Annual Report 2011

Vision of an
Engaged Democracy

A People’s Guide to the Federal Budget

Our Mission

National Priorities Project makes our complex federal budget transparent and accessible so people can exercise their right and responsibility to oversee and influence how their tax dollars are spent.

Big Picture


Letter from the Executive Director

Greetings Dear Friends,

The promise of a nation lives in its people. In 2011, National Priorities Project fought for a United States democracy worthy of our nation's people – a democracy as good as its promise.

On behalf of National Priorities Project's board and team, I invite you to take a moment to reflect on NPP's impact in 2011. We're dedicating this Annual Report to NPP's founder and great visionary, Greg Speeter (1943 - 2012).

As high-stakes conversations about the ways in which our nation raises and spends tax dollars made their way to kitchen tables across the nation, NPP's team became the people's guide to the federal budget – an essential bridge to a document and legislative process that affects the well being of all Americans.

We increased the production of accessible reports and tools, dramatically expanding our reach. And staff members hit the road and the airwaves every single chance we could, building the capacity of our increasingly diverse constituency.

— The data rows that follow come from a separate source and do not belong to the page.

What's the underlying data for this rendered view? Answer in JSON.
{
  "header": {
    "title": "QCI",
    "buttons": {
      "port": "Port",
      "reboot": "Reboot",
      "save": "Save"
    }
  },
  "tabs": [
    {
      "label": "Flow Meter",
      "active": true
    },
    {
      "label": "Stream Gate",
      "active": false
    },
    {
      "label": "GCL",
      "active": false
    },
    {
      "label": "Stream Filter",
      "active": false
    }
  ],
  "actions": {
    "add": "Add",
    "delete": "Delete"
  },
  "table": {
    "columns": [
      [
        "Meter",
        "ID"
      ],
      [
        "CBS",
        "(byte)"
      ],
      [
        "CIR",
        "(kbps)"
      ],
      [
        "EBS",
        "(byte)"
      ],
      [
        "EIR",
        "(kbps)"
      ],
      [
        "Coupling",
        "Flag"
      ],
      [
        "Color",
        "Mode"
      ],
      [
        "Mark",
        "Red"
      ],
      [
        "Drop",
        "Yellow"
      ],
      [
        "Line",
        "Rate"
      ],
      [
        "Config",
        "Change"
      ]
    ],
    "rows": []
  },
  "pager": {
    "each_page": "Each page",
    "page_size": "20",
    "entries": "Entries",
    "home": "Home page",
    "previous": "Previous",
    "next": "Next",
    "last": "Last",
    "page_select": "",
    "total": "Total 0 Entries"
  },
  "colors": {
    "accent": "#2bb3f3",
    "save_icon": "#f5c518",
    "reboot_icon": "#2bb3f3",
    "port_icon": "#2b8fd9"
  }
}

While federal programs funnel thousands of dollars to average Americans, few people realize the extent to which we're all quite intimately connected to federal spending. A recent poll asked 1,400 Americans if they had ever used a government program. Nearly 60 percent said no. Surveyors asked the same respondents if they had used any of 21 different programs – everything from unemployment benefits to home-mortgage interest deductions – and 94 percent said they had used at least one.

The remarkable disparity in understanding can only mean one thing: the impact of the federal budget is dangerously invisible to our neighbors. This prevents them from grasping the immediacy and potential impact of federal decisions, and it leaves them with a woefully inadequate foundation upon which to build their individual response.

A healthy democracy demands that we remedy this situation – and quickly.

In the coming months, look for:

  • A People's Guide to the Federal Budget – Released to coincide with the fiscal year 2013 budget process and the 2012 presidential election, this book will serve as a critical foundation for the novice reader, a reference tool for a more advanced audience, and will be perfect for high school and college classroom use.
  • An expansion of NPP's Federal Priorities database – Through maximizing available technology, NPP will expand our ability to deliver relevant and comprehensive information and give people the tools they need to create localized and accessible analyses that matter most to their families and communities.

At this exquisite moment of opportunity, NPP's work is poised to breathe life into a nearly languishing democracy and create the social and political will to include all voices in the budget debate. The horizon is substantially more expansive than it has been in decades, yet it's clear there's a tremendous amount still to be done to hold Washington lawmakers accountable to an informed electorate.

Join us in 2012 as NPP helps usher in a democracy revival!

With all best wishes,

Jo Comerford
Executive Director